While most bike producers have focused on improving bike frames by using aluminium and carbon fibres, members of the University of the Philippines Mountaineers club decided to go back to basics and produce frames made of bamboo.
Founded in 2009, the producing company KawayanTech (Kawayan is the Filipino term for bamboo) defines its objectives as developing “indigenous forms of bikes and other alternative means of transport as social entrepreneurship”. The bamboo is sourced from multiple parts of the Philippines and the only power tool used in production is an electric drill. Especially environmentalists welcome the invention due to its low carbon footprint. But the bikes are not only environmentally friendly, they are also a work of art. Each one is handmade and the company sells the frames only, which means that bikers can customise all other components.
Until now, the company sold 80 different kinds of bikes, ranging from bikes for toddlers to high performance bikes, such as mountain bikes. In the near future, KawayanTech plans to extend its product range and also include bamboo skateboards and wheelchairs.

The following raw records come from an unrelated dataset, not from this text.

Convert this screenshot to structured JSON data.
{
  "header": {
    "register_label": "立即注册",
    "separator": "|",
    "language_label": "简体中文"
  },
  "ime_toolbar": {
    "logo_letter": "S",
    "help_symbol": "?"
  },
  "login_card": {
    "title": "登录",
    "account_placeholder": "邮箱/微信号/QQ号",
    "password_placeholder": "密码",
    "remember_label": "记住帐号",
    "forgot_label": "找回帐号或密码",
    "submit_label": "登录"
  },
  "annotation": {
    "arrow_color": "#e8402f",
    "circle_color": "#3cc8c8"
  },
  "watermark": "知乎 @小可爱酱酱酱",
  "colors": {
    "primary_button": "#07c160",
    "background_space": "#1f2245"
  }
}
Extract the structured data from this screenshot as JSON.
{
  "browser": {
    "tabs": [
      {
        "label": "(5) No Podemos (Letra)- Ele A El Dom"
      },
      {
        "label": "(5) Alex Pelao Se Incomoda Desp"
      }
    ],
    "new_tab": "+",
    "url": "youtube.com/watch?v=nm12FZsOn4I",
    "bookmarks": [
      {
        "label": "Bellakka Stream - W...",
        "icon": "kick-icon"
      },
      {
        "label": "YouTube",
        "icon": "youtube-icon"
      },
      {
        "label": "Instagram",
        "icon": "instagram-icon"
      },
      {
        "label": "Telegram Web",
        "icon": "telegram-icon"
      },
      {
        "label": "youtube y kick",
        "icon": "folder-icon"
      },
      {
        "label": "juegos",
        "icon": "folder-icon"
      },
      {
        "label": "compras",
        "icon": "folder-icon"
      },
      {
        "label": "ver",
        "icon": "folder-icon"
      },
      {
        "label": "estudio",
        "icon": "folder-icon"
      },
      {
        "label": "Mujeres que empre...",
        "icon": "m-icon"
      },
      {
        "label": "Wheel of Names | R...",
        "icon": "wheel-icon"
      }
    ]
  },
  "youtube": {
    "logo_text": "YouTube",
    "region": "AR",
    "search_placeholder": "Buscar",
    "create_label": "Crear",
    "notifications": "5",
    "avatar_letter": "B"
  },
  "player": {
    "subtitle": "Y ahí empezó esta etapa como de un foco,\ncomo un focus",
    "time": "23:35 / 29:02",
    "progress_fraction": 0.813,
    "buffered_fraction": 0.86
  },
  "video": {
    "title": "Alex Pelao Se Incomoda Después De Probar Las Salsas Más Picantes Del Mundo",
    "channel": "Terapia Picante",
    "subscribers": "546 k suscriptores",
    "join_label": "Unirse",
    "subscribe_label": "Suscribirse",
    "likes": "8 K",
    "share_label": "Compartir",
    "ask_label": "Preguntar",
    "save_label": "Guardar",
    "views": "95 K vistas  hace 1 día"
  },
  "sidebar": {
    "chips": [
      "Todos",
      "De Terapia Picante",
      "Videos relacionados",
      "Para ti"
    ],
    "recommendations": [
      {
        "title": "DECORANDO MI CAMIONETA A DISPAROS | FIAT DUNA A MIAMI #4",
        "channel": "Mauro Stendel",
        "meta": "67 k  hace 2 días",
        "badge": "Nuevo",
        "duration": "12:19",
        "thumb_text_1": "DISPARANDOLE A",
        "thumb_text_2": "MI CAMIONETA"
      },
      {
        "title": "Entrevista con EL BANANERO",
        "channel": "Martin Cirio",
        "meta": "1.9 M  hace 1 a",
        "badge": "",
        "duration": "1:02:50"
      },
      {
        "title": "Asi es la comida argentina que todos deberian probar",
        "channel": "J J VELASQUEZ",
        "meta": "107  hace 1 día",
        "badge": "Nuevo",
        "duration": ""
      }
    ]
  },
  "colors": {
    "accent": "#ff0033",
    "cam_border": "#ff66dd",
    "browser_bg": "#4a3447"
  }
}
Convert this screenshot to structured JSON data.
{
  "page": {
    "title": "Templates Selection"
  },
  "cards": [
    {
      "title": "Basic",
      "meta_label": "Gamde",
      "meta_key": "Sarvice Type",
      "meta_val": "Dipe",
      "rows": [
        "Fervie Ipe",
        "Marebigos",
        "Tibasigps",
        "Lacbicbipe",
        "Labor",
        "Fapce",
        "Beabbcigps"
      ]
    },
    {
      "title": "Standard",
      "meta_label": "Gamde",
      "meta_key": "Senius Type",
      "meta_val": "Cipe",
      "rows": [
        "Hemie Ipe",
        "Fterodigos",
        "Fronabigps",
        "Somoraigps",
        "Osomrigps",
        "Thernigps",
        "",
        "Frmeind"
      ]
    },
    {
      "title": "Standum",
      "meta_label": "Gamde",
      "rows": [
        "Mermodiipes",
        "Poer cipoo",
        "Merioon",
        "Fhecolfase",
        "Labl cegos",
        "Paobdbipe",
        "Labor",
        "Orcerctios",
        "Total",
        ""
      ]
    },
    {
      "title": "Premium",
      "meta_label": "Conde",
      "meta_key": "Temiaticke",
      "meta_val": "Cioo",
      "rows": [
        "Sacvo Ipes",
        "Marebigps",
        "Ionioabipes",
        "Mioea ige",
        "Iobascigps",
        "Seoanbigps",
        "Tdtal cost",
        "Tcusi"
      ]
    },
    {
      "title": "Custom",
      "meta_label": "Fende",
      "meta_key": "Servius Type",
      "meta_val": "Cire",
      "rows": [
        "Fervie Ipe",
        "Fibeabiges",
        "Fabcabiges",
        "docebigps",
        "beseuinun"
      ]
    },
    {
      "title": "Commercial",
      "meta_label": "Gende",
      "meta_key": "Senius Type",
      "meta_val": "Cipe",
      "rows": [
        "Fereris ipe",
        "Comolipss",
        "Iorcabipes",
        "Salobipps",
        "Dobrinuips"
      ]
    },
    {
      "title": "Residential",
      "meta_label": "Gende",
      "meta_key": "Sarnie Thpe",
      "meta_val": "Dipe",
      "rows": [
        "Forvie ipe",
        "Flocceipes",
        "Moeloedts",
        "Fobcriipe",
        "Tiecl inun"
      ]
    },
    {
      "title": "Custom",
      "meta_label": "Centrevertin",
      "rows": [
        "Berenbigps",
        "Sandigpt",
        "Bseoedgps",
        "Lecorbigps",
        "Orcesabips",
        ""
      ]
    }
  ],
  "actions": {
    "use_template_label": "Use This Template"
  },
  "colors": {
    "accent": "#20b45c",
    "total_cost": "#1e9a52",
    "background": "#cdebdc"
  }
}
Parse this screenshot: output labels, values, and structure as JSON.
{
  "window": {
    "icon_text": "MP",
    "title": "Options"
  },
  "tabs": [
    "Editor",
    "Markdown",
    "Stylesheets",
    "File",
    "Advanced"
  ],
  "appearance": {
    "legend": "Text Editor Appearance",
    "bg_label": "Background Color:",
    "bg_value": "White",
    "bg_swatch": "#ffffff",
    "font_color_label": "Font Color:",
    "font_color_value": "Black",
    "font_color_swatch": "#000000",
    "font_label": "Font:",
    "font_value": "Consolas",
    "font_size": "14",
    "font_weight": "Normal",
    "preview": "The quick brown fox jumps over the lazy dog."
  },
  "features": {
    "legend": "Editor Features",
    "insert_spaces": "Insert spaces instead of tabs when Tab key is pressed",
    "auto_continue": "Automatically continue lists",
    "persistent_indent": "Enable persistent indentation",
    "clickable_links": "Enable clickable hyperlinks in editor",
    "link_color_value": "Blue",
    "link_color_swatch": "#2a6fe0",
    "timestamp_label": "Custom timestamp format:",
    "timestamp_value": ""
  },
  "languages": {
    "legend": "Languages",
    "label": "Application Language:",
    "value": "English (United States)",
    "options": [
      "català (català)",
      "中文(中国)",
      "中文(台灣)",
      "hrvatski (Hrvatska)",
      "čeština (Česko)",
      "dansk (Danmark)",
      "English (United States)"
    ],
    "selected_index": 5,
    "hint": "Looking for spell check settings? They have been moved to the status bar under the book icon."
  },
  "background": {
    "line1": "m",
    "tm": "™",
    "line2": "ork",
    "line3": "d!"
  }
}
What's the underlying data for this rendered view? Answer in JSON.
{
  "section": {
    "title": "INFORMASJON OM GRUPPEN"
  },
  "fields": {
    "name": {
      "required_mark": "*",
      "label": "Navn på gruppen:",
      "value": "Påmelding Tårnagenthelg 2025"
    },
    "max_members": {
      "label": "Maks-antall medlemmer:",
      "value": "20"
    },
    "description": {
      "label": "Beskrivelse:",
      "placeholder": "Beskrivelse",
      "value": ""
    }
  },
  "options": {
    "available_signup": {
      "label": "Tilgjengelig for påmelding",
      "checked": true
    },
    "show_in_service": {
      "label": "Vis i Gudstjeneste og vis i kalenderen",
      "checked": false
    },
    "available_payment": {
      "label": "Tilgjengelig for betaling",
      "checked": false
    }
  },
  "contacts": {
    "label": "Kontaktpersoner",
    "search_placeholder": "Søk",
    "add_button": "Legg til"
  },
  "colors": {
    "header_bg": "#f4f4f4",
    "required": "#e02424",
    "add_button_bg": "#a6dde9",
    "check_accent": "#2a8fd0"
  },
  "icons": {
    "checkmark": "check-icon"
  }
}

It is yet to see if the bikes will be able to crack the mainstream market. While some bikers believe that the frames are not stable enough for rugged terrain, the company dismisses those fears and claims that bamboo bikes are not inferior in any way.